──────── EXERCISE INPUT

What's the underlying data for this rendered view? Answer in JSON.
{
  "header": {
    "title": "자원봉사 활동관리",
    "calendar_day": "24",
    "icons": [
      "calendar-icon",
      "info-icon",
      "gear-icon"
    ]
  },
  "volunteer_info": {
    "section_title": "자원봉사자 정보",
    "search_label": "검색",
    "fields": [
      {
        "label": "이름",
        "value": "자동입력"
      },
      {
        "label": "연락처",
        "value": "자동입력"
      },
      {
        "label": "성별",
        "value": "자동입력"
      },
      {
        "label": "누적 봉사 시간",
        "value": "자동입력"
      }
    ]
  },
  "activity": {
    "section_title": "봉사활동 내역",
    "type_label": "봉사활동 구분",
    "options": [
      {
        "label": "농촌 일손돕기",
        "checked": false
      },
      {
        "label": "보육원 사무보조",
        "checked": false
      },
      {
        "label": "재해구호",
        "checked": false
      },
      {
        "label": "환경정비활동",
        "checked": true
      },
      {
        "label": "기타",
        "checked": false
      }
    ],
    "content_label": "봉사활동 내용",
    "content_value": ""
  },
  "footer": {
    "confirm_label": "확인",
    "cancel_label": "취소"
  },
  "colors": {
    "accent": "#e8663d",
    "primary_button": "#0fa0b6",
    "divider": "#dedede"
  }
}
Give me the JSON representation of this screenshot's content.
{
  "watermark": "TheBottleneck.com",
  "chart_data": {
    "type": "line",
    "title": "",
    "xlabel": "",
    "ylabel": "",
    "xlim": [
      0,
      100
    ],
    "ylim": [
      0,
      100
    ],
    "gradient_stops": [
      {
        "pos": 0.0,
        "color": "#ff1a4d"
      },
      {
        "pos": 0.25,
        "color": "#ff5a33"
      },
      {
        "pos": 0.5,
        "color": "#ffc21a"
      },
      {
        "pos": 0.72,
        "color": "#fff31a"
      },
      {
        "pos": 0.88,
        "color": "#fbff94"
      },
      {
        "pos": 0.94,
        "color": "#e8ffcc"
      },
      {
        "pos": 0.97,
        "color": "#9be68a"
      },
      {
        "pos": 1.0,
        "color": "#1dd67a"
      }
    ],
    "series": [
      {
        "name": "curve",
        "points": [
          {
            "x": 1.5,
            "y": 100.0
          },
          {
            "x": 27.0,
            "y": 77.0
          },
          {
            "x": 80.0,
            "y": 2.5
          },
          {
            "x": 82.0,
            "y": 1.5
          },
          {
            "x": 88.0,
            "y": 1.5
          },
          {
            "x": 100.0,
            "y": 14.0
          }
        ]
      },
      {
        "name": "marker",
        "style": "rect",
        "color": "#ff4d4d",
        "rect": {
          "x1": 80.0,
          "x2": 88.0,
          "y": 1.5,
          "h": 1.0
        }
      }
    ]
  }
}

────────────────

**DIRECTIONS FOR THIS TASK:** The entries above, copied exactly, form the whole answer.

**WORKED SOLUTION:**
What's the underlying data for this rendered view? Answer in JSON.
{
  "header": {
    "title": "자원봉사 활동관리",
    "calendar_day": "24",
    "icons": [
      "calendar-icon",
      "info-icon",
      "gear-icon"
    ]
  },
  "volunteer_info": {
    "section_title": "자원봉사자 정보",
    "search_label": "검색",
    "fields": [
      {
        "label": "이름",
        "value": "자동입력"
      },
      {
        "label": "연락처",
        "value": "자동입력"
      },
      {
        "label": "성별",
        "value": "자동입력"
      },
      {
        "label": "누적 봉사 시간",
        "value": "자동입력"
      }
    ]
  },
  "activity": {
    "section_title": "봉사활동 내역",
    "type_label": "봉사활동 구분",
    "options": [
      {
        "label": "농촌 일손돕기",
        "checked": false
      },
      {
        "label": "보육원 사무보조",
        "checked": false
      },
      {
        "label": "재해구호",
        "checked": false
      },
      {
        "label": "환경정비활동",
        "checked": true
      },
      {
        "label": "기타",
        "checked": false
      }
    ],
    "content_label": "봉사활동 내용",
    "content_value": ""
  },
  "footer": {
    "confirm_label": "확인",
    "cancel_label": "취소"
  },
  "colors": {
    "accent": "#e8663d",
    "primary_button": "#0fa0b6",
    "divider": "#dedede"
  }
}
Give me the JSON representation of this screenshot's content.
{
  "watermark": "TheBottleneck.com",
  "chart_data": {
    "type": "line",
    "title": "",
    "xlabel": "",
    "ylabel": "",
    "xlim": [
      0,
      100
    ],
    "ylim": [
      0,
      100
    ],
    "gradient_stops": [
      {
        "pos": 0.0,
        "color": "#ff1a4d"
      },
      {
        "pos": 0.25,
        "color": "#ff5a33"
      },
      {
        "pos": 0.5,
        "color": "#ffc21a"
      },
      {
        "pos": 0.72,
        "color": "#fff31a"
      },
      {
        "pos": 0.88,
        "color": "#fbff94"
      },
      {
        "pos": 0.94,
        "color": "#e8ffcc"
      },
      {
        "pos": 0.97,
        "color": "#9be68a"
      },
      {
        "pos": 1.0,
        "color": "#1dd67a"
      }
    ],
    "series": [
      {
        "name": "curve",
        "points": [
          {
            "x": 1.5,
            "y": 100.0
          },
          {
            "x": 27.0,
            "y": 77.0
          },
          {
            "x": 80.0,
            "y": 2.5
          },
          {
            "x": 82.0,
            "y": 1.5
          },
          {
            "x": 88.0,
            "y": 1.5
          },
          {
            "x": 100.0,
            "y": 14.0
          }
        ]
      },
      {
        "name": "marker",
        "style": "rect",
        "color": "#ff4d4d",
        "rect": {
          "x1": 80.0,
          "x2": 88.0,
          "y": 1.5,
          "h": 1.0
        }
      }
    ]
  }
}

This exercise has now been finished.